▶ Interface dataset entries:
********

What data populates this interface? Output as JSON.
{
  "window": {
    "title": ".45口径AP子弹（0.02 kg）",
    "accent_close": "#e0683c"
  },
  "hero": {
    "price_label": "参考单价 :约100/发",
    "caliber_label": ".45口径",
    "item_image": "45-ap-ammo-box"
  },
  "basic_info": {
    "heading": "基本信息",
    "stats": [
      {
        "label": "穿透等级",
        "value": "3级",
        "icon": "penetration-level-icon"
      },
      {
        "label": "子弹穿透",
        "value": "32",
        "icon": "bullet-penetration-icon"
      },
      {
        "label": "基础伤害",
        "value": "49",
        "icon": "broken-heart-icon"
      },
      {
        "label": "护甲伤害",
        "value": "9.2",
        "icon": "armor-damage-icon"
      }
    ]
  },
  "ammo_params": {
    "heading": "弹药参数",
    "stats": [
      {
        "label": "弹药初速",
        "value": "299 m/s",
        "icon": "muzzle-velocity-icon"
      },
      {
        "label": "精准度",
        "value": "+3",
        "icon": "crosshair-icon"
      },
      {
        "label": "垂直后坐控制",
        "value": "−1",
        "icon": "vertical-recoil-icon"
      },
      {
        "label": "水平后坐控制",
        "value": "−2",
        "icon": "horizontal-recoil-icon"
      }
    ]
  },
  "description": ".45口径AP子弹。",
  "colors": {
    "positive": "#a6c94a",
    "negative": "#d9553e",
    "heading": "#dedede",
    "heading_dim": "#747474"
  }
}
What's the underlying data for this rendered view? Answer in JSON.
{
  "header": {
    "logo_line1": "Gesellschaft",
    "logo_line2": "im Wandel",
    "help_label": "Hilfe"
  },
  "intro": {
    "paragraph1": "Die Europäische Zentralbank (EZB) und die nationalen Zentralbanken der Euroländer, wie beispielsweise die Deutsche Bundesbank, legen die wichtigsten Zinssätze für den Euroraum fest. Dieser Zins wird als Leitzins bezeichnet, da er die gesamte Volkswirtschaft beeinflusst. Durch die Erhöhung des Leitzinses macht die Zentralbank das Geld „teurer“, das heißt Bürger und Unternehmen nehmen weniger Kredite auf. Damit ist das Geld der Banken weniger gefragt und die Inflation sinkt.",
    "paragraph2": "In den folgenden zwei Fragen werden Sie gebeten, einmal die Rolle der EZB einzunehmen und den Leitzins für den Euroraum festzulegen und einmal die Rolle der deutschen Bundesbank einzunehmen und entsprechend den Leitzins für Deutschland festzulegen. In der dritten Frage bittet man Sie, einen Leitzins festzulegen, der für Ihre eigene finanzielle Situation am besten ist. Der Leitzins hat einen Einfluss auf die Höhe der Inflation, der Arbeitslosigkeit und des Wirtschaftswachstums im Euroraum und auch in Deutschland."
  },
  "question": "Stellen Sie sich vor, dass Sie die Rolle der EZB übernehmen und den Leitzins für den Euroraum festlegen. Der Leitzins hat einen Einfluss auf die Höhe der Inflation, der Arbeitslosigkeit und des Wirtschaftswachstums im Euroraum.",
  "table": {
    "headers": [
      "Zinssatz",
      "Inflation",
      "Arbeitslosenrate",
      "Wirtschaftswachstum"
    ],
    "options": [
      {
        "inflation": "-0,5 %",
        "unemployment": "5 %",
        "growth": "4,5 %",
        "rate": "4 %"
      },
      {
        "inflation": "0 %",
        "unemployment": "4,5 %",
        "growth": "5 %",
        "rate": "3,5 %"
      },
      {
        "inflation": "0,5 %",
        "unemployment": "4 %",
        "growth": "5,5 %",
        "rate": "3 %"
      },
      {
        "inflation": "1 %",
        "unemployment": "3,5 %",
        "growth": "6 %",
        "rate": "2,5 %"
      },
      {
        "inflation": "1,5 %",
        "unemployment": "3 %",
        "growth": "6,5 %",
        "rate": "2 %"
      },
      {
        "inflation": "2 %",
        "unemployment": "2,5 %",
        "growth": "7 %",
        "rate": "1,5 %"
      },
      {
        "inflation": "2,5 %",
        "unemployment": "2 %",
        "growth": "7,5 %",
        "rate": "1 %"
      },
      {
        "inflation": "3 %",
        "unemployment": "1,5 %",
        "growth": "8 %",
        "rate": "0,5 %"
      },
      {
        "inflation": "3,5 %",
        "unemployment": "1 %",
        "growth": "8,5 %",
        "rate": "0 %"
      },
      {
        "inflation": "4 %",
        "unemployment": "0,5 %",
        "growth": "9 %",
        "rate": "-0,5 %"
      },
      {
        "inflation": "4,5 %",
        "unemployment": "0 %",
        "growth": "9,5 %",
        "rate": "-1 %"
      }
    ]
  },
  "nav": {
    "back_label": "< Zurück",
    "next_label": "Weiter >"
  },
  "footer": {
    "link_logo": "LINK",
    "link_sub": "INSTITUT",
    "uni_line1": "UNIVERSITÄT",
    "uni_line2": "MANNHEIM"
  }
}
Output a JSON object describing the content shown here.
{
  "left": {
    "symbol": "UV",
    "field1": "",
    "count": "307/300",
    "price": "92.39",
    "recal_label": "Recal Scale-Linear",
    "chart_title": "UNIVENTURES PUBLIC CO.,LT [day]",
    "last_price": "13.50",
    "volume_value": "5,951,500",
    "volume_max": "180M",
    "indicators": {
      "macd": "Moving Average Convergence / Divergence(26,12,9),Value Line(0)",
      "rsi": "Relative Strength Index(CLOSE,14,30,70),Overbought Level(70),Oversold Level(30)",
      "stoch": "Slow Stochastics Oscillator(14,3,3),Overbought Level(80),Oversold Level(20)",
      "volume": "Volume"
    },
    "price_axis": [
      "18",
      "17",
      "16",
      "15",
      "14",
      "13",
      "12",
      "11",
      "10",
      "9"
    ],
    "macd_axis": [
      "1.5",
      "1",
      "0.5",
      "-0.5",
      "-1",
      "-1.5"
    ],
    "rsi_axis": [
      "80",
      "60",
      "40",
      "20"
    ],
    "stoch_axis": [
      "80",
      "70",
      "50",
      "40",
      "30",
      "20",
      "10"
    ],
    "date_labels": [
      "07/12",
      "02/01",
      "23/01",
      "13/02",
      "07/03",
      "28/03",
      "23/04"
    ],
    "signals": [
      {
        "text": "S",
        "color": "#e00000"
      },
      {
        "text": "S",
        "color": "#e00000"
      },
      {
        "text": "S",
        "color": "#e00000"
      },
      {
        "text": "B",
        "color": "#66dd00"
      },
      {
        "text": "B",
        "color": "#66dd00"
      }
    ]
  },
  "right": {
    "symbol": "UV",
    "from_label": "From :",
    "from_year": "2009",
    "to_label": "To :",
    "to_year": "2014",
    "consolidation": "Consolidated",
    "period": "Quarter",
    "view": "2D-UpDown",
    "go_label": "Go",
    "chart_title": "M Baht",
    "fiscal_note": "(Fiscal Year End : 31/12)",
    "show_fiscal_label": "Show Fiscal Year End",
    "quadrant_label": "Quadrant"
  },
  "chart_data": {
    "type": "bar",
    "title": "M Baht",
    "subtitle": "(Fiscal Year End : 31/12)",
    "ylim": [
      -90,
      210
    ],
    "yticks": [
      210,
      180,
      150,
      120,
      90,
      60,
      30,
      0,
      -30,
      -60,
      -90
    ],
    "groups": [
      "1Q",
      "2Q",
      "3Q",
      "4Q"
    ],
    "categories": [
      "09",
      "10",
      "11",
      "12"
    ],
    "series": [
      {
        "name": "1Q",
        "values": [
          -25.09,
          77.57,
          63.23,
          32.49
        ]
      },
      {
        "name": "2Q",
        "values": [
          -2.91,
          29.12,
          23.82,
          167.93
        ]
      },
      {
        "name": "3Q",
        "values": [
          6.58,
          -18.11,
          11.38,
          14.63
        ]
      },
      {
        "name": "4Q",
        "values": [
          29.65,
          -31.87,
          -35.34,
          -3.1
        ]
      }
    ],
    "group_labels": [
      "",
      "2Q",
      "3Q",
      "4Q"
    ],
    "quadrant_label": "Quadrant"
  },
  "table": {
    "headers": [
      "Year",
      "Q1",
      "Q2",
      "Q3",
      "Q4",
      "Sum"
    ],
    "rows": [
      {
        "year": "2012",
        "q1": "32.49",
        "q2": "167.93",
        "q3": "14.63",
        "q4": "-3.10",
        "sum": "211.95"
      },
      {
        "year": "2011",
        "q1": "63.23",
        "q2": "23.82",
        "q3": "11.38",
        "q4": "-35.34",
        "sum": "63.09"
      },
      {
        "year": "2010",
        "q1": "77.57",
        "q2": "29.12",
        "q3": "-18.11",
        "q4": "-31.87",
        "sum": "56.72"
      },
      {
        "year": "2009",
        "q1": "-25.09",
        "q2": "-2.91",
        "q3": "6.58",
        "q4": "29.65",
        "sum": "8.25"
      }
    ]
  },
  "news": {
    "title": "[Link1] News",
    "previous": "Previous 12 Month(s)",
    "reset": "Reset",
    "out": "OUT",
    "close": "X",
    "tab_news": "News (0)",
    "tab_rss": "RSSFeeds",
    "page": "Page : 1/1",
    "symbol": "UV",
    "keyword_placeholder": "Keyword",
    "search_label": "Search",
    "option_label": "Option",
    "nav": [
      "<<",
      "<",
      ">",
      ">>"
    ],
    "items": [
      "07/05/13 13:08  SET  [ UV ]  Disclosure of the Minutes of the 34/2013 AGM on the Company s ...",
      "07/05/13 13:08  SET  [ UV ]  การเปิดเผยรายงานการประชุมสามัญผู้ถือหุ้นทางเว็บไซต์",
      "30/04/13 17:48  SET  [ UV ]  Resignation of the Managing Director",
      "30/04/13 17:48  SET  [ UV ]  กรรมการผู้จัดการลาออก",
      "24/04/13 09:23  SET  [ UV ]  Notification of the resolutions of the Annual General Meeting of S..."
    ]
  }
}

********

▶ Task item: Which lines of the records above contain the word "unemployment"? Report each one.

▶ Solution to this problem:
        "unemployment": "5 %",
        "unemployment": "4,5 %",
        "unemployment": "4 %",
        "unemployment": "3,5 %",
        "unemployment": "3 %",
        "unemployment": "2,5 %",
        "unemployment": "2 %",
        "unemployment": "1,5 %",
        "unemployment": "1 %",
        "unemployment": "0,5 %",
        "unemployment": "0 %",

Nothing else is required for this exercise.